However — and this is a big however — the Bills can provide Maclin with more money this season, as they currently have $11.5M in available cap. Sure, most players like long-term job security (who doesnt?), but the vast majority of NFL contracts today are two-year pacts with little-to-no guaranteed money beyond that, even if they’re reported as three, four, or five-year deals. Maclin certainly knows that. He signed a five-year, $55M deal with the Chiefs in 2015. From Kansas City, he got a $12M signing bonus, and his two fully guaranteed salaries of $750k and $9.5M in 2015 and 2016. That’s it.
The Bills could offer — being reasonable here — a one-year “prove it then get another contract” deal worth more than what the Ravens have left in cap room for 2017. So it theoretically could be a one-year, $8M contract. Buffalo could also offer him a second-year for some job security, and we know the Pegulas aren’t frugal when giving signing bonuses.
In the end, the Bills can give Maclin more money right now than the Ravens can.
Familiarity with Bills assistant coach David Culley
Culley made the switch to QB coach when the Bills hired him this offseason, yet he has spent most of his NFL tenure coaching wide receivers. Maclin had Culley as his position coach in 2009, 2010, 2011, 2012, 2015, and 2016.
Sure, Maclin wouldn’t be working with Culley one-on-one during practice as much as he did with the Eagles or Chiefs, but the quarterbacks and receivers spent a great deal of time together.
Players like familiarity.
He’d see No. 2 cornerbacks more often
As long as Sammy Watkins is on the Buffalo Bills, he’s going to draw the opposition’s No. 1 cornerback nine times out of 10. And for as much as a pass-catcher like Maclin has earned the right to believe he’s a No. 1 receiver himself, you won’t hear any wideouts arguing about drawing a No. 2 cornerback all game.
The Ravens top two wideouts are Mike Wallace and Breshad Perriman. Wallace is a proven deep threat — the Bills are definitely aware of that — but Perriman is fresh off a 33-catch, 499-yard, three-touchdown 2016. The former first-round pick has the athletic attributes to become a viable option, but at this juncture, neither he nor Wallace are guaranteed to draw No. 1 cornerbacks all game.
Team up with LeSean McCoy
McCoy and Maclin are close friends. McCoy was in Maclin’s wedding just a few months ago. The two were back-to-back selections by the Eagles in 2009 — nice draft, Howie — and emerged as stars together in Philadelphia.
The Bills running back has pulled out all the stops in his recruitment of Maclin.
Beyond their friendship, McCoy’s presence should be enticing to Maclin from a production potential angle.
The Bills have had the NFL’s best run game since McCoy arrived in Western New York in 2015. Last year, Buffalo averaged a whopping 5.3 yards per carry, and McCoy had the most efficient season of his career.

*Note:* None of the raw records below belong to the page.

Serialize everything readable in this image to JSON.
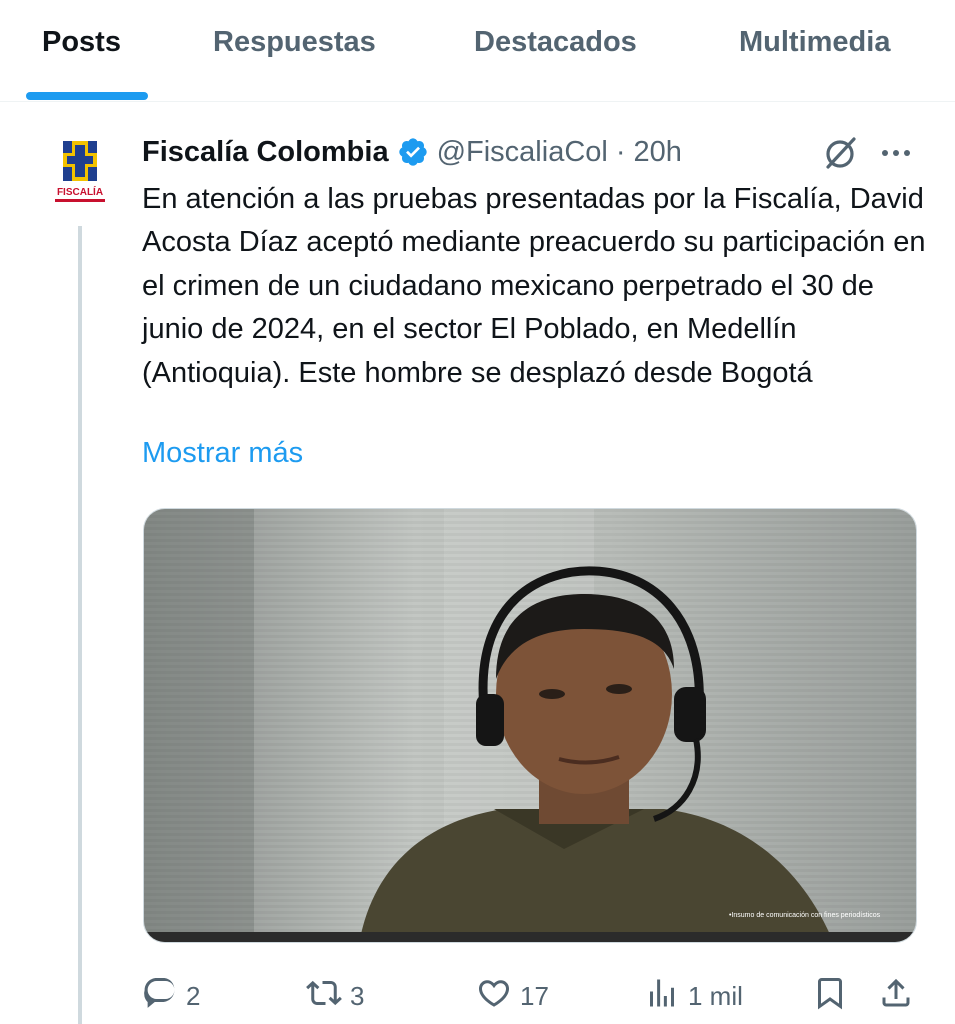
{
  "tabs": [
    {
      "label": "Posts",
      "active": true
    },
    {
      "label": "Respuestas",
      "active": false
    },
    {
      "label": "Destacados",
      "active": false
    },
    {
      "label": "Multimedia",
      "active": false
    }
  ],
  "tweet": {
    "author_name": "Fiscalía Colombia",
    "handle": "@FiscaliaCol",
    "separator": "·",
    "time": "20h",
    "avatar_text": "FISCALÍA",
    "text": "En atención a las pruebas presentadas por la Fiscalía, David Acosta Díaz aceptó mediante preacuerdo su participación en el crimen de un ciudadano mexicano perpetrado el 30 de junio de 2024, en el sector El Poblado, en Medellín (Antioquia). Este hombre se desplazó desde Bogotá",
    "show_more": "Mostrar más",
    "media_caption": "•Insumo de comunicación con fines periodísticos",
    "stats": {
      "replies": "2",
      "reposts": "3",
      "likes": "17",
      "views": "1 mil"
    }
  },
  "colors": {
    "accent": "#1d9bf0",
    "text_primary": "#0f1419",
    "text_secondary": "#536471",
    "divider": "#eff3f4"
  },
  "icons": [
    "verified-badge-icon",
    "grok-icon",
    "more-icon",
    "reply-icon",
    "repost-icon",
    "like-icon",
    "views-icon",
    "bookmark-icon",
    "share-icon"
  ]
}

Meanwhile, as a team in 2016, the Ravens averaged 4.0 yards per carry, which was the 22nd-best figure in football. In 2015, they averaged 3.9 yards per rush, the 24th-highest in the NFL.
They didn’t draft any running backs, and added Danny Woodhead in free agency. Baltimore did however select two offensive linemen in the 2017 draft in the fourth and fifth round.
Defenses aren’t going to be nearly as afraid playing two deep safeties against the Ravens as they will be against the Bills.
When facing Buffalo, an extra safety or cornerback in the box would mean one less in the secondary for Watkins, Maclin and Co.